Amina Arraf and Paula Brooks: we LGBT bloggers need to be real or stop blogging
The cases of two fake lesbian bloggers that were recently “ousted” by mainstream media, have done a tremendous damage to all bloggers, but especially to those of us LGBT bloggers who are trying to keep a level of credibility and trustiness in front of our readers.
With the cases of the Amina Arraf the “Syrian-American lesbian blogger” who was truly a straight married U.S. scholar living in Scotland, and of Paula Brooks the fake editor of the lesbian news website Lez Get Real, who was also a straight man, readers are left with a lesson hard to forget.
Why did they do this? I can’t say. Maybe they are infatuated with Lesbians, something for psychoanalysts to research.
But their actions will cause a negative impact on the work we true LGBT bloggers do, they made us look like a joke, a big fat lie, and it really, really, offended the people of Syria, specially those brave LGBT activists that live in that extremely homophobic society.

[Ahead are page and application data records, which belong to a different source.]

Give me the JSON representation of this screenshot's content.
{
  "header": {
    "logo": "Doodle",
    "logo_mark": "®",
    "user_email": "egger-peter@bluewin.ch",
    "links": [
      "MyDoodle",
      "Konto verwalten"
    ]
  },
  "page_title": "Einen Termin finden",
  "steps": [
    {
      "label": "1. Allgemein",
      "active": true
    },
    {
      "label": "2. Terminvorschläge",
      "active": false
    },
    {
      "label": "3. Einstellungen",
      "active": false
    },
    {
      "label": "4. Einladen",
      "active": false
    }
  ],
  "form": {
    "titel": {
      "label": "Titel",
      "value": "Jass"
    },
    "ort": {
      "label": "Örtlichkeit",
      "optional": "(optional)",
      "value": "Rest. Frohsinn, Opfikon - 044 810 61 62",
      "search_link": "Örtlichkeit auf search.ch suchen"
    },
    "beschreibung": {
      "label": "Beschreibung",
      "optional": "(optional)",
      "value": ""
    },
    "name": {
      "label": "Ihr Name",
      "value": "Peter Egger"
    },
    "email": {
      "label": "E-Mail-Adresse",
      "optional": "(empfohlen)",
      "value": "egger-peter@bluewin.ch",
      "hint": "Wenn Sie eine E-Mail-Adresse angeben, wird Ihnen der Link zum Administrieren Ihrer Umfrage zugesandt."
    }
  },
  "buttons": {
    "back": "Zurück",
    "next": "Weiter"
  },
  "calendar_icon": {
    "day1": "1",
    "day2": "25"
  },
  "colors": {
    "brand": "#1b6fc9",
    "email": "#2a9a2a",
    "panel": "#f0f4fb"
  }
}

In a time when hundreds of thousands of people write blogs in the U.S. and millions around the world, a lot of the information posted online tends to be fictional, but when bloggers get the trust of readers and then get exposed as liars, those people won’t read blogs any longer, or won’t trust them anyways.
From now on, it will be harder for a lot of people to take any LGBT blogs seriously as a source of reliable information, unless they know your true identity.
When it comes to informative blogging or citizen journalism, is hard to get people’s attention, but even harder to keep their readership. You have to show them that you are really working hard to get the facts well checked before posting them. This has been my personal experience.
Ultimately, the best way to get a readers attention is getting personal, and this is what “Amina” and “Paula” did. Now that we know those characters were false, I wonder what can we do to get people to believe who we bloggers really are.
This is me. Photo by ergeekgoddess
In the past five to four years I’ve been writing mostly two blogs: Carlos in DC and Peruanista. My most successful blog is Peruanista, written mostly in Spanish and sometimes in English. The secret of that success has been not only my personal effort to include only proven information that I researched with enough time, but also because I had a very personal approach with very personal political ideas that got more recognition as I let people know who I am in real life.
This has not been easy, “coming out” to my readers about my life has been a slow process where I got comfortable with the idea of telling first that I’m gay, totally independent and also undocumented. I knew I had to do it at some point. In that way, people stopped the rumors, the questioning and the wondering. They knew that what I wrote made sense but now they know who is writing those controversial political ideas and mostly proven facts.
The result has been very rewarding, and I have received the support of people who identity also by name and tell me their stories in confidence.
This has been the case with Carlos in DC but in a smaller scale, because I have been keeping a more neutral and perhaps mysterious identity of my life in DC, except with some specific posts where I let out my very personal feelings.
Based on what I learned from my blog Peruanista, I can tell you that for me is much more interesting blogging when I write from a personal perspective; I get to connect with my readers. It’s real. This is also a great responsibility, because I don’t want to make anyone think that I’m really someone else.
This is something we bloggers, especially LGBT bloggers need to keep in mind: our readers need to know who we are. The times of anonymous blogging are gone. Unless you are writing a fictional blog, or a collective blog. When it comes to personal blogs, you know that sooner or later you will have to reveal who you are in real life, especially after these two revelations.
No, we bloggers don’t need to be perfect people nor pretend to be role models, but being honest about what we write and who we are will take us a long way. I’m on the process of doing that, and I we can only hope to count with our readers’ trust.
The damage done by Tom MacMaster (Amina Arraf) and Bill Graber (Paula Brooks) to all LGBT bloggers can be covered and repaired with time and persistence, it’s a big challenge. Those two men can apologize all they want, but what they have done is just plain wrong, selfish and stupid.
There will be more questions raising from this, for instance, how is possible that straight men portray homosexual women so well, for about 6 years, and we all believed them?
Here, my name is Carlos A. Quiroz and I am a gay blogger living in Washington, DC. Here is about me.